Scan the records below. Copy every line in which the word "Legal" appears.

---------- MATERIAL SHOWN ----------

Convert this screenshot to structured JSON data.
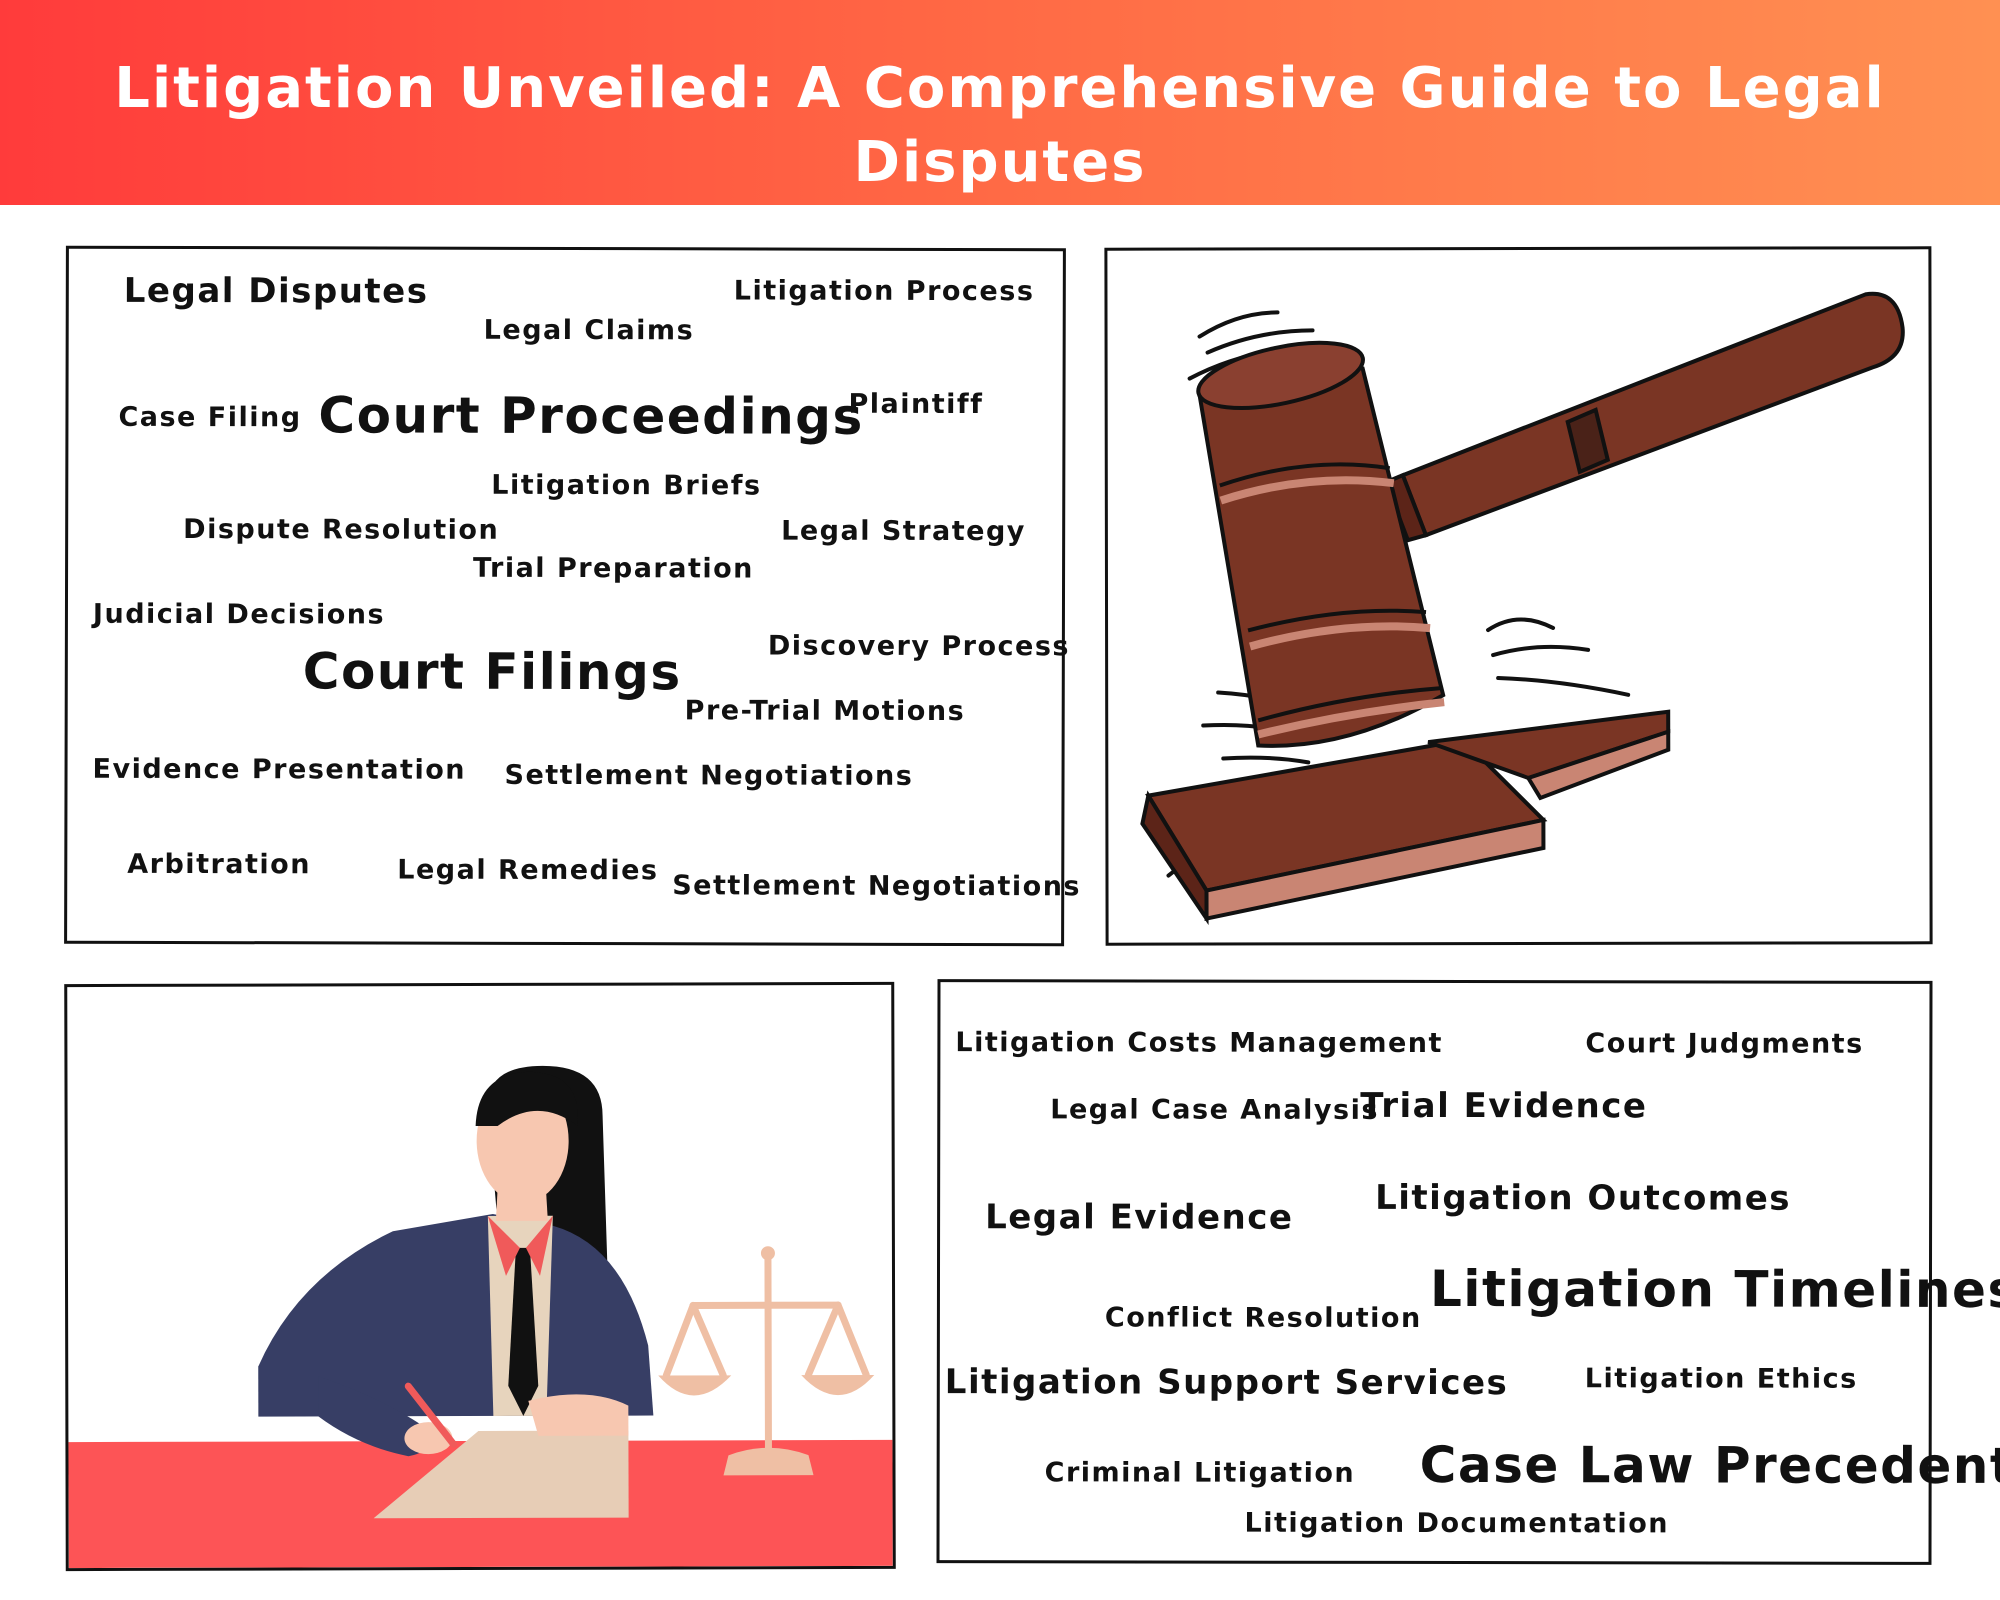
{
  "title": "Litigation Unveiled: A Comprehensive Guide to Legal Disputes",
  "colors": {
    "header_gradient_start": "#ff3b3b",
    "header_gradient_end": "#ff9052",
    "gavel_brown": "#7a3524",
    "desk_red": "#fd5456",
    "suit_navy": "#373e65",
    "scale_beige": "#efbfa4"
  },
  "word_cloud_1": [
    "Legal Disputes",
    "Legal Claims",
    "Litigation Process",
    "Case Filing",
    "Court Proceedings",
    "Plaintiff",
    "Litigation Briefs",
    "Dispute Resolution",
    "Legal Strategy",
    "Trial Preparation",
    "Judicial Decisions",
    "Discovery Process",
    "Court Filings",
    "Pre-Trial Motions",
    "Evidence Presentation",
    "Settlement Negotiations",
    "Arbitration",
    "Legal Remedies",
    "Settlement Negotiations"
  ],
  "word_cloud_2": [
    "Litigation Costs Management",
    "Court Judgments",
    "Legal Case Analysis",
    "Trial Evidence",
    "Legal Evidence",
    "Litigation Outcomes",
    "Conflict Resolution",
    "Litigation Timelines",
    "Litigation Support Services",
    "Litigation Ethics",
    "Criminal Litigation",
    "Case Law Precedents",
    "Litigation Documentation"
  ],
  "illustrations": {
    "gavel": "gavel-striking-block-illustration",
    "lawyer": "lawyer-writing-at-desk-with-scales-illustration"
  }
}
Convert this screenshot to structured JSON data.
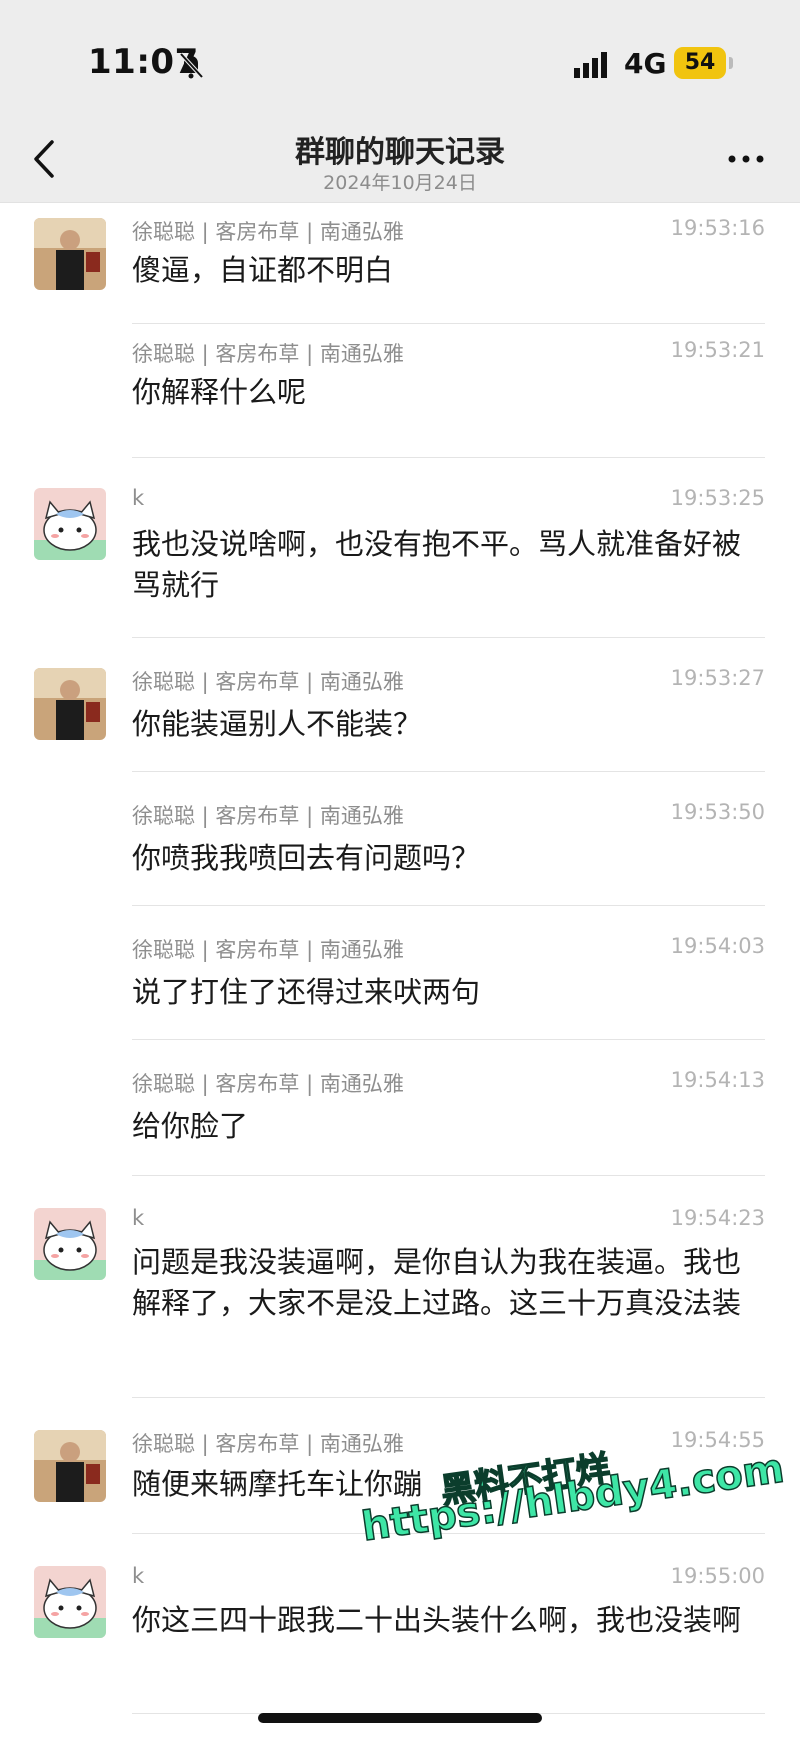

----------

(RESULT):
  "title": "Litigation Unveiled: A Comprehensive Guide to Legal Disputes",
    "Legal Disputes",
    "Legal Claims",
    "Legal Strategy",
    "Legal Remedies",
    "Legal Case Analysis",
    "Legal Evidence",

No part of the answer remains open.